– “Well, you’ll see, Wyoming is a really nice place to live… If you can tolerate the isolation. And the long winters. And the hot summers… And the wind”
– “Oh it gets windy around here?”
– “Hahaha! Did you hear that, dear? He asked if it gets windy around here!! You’ll see…”
As if the words of our first host in the state weren’t warning enough, in the “Climate” section of our Wyoming cycling map, you could read the following: “Winds in Wyoming basin easily blow 40 to 60 mph. What’s worse, conditions can change randomly, so expect it to blow in your face at all time. Expect to whimper and struggle all the way through your ride. It’s gonna hurt”.
OK, it maybe didn’t exactly say that. But that was pretty much the point.
The state motto of Wyoming – forever West – should be corrected.
We had to face it. We needed help. So we joined forces with another group of cross-country cyclists! As a pack of 6 (a.k.a. The 6-pack), we found strength and supported each other through a couple of gruesome days.
Our tracks took us along the paths followed by persecution-fleeing-Mormons, Gold-Rushing-49ers, and Trail-Blazing-Explorers. After all, it’s the only way to go West avoiding the high Rocky mountain passes and finding reliable sources of water & grass for the cattle.

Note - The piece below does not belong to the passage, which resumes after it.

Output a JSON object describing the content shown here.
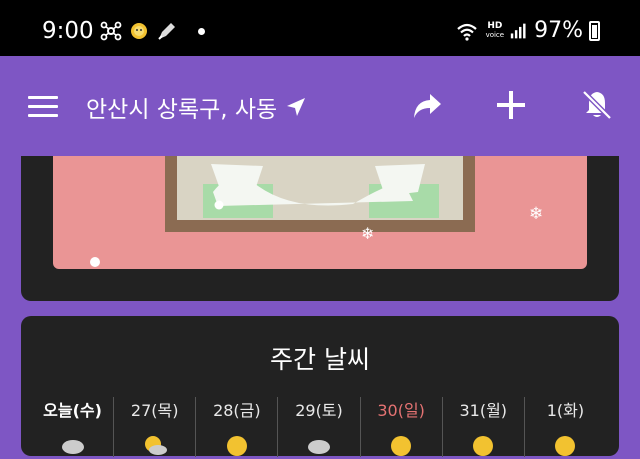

But I guess explorers mostly saw the state as somewhere to go through, not to stay. In a state the size of the UK, there are more antelopes than people. With a mere 572,000 people, Wyoming is the least populated state of the country.
Although the journey must have been desolate and rough for the early explorers, we must admit times have made things more enjoyable for us bike travelers. For us, crossing the state was a ride punctuated by strawberry-peach pie & ice cream, otter pops with firemen around a bonfire, and a night in a tipi! And guess what reward awaits when you’re done crossing the Wyoming basin…